Prompt: Please give nothing except the number of lines in the records below that include the word "icon".

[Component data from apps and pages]

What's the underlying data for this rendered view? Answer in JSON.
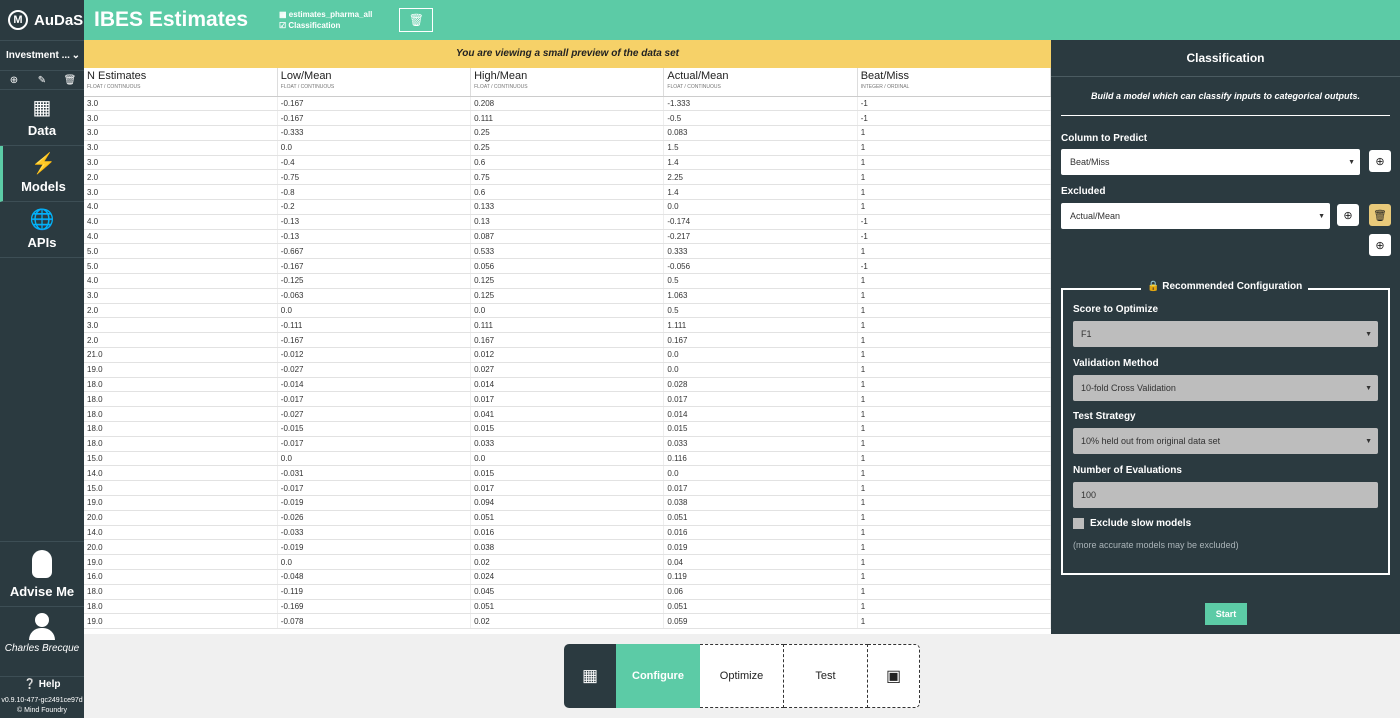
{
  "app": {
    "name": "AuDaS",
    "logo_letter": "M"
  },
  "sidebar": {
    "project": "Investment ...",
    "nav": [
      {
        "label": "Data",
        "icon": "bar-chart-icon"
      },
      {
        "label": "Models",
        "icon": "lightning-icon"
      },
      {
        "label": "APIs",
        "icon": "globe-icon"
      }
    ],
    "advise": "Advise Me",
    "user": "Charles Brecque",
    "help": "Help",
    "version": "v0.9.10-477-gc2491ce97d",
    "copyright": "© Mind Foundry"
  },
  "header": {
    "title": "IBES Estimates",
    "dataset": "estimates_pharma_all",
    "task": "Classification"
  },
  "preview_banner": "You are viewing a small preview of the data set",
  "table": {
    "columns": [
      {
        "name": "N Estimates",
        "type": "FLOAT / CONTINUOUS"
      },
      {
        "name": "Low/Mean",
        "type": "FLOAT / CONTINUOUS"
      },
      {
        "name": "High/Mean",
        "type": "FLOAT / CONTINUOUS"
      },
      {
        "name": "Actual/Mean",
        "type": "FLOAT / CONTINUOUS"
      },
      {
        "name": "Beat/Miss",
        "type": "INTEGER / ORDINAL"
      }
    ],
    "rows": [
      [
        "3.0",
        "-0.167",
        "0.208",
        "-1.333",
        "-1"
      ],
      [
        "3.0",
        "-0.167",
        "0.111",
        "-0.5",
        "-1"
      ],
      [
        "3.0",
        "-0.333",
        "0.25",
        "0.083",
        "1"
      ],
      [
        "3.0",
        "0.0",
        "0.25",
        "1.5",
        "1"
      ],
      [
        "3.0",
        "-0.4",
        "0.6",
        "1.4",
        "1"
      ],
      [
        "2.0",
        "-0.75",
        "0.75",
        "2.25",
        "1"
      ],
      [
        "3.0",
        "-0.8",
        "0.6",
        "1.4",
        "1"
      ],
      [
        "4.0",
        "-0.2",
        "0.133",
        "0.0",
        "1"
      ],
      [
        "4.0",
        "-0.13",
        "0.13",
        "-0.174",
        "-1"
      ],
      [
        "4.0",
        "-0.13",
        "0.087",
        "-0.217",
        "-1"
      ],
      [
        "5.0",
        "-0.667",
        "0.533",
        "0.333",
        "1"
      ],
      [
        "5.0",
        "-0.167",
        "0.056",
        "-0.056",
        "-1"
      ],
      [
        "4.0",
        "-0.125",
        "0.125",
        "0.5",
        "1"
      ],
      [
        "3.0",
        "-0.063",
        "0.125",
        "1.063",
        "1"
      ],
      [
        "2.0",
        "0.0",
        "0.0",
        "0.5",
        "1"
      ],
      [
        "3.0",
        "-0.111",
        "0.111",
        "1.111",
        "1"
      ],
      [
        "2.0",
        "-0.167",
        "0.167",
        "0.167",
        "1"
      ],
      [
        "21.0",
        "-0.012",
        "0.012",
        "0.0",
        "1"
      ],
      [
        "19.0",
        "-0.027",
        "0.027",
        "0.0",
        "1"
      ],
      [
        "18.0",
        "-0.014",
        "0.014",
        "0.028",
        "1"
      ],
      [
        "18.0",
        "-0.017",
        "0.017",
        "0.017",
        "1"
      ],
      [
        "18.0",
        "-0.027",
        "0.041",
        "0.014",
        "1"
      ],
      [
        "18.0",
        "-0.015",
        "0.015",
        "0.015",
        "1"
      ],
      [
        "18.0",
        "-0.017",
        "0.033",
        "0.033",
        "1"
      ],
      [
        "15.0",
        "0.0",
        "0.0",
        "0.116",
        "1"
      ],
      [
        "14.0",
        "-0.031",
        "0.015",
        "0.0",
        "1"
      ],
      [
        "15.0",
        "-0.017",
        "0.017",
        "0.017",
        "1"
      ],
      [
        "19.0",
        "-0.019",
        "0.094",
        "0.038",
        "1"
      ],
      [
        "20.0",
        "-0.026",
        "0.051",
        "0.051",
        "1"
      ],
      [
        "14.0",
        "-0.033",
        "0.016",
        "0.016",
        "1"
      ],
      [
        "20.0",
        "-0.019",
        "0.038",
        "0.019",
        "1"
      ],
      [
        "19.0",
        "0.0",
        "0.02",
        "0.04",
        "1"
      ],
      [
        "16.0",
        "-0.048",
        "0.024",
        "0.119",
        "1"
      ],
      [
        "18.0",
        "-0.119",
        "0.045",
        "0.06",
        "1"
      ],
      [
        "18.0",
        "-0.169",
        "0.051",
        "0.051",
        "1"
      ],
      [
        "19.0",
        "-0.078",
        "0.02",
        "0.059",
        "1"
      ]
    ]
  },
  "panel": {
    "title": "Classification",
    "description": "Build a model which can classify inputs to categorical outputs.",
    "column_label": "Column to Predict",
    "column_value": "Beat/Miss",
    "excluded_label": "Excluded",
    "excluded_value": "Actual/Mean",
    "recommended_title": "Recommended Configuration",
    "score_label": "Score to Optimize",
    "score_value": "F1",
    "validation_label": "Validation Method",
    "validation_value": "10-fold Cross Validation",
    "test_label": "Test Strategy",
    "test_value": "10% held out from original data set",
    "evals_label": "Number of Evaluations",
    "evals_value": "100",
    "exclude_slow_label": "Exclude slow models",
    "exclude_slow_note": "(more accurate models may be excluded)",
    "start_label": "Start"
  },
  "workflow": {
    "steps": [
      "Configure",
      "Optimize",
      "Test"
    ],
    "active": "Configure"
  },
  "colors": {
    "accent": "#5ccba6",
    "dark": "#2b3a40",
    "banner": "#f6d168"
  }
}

Task response: 3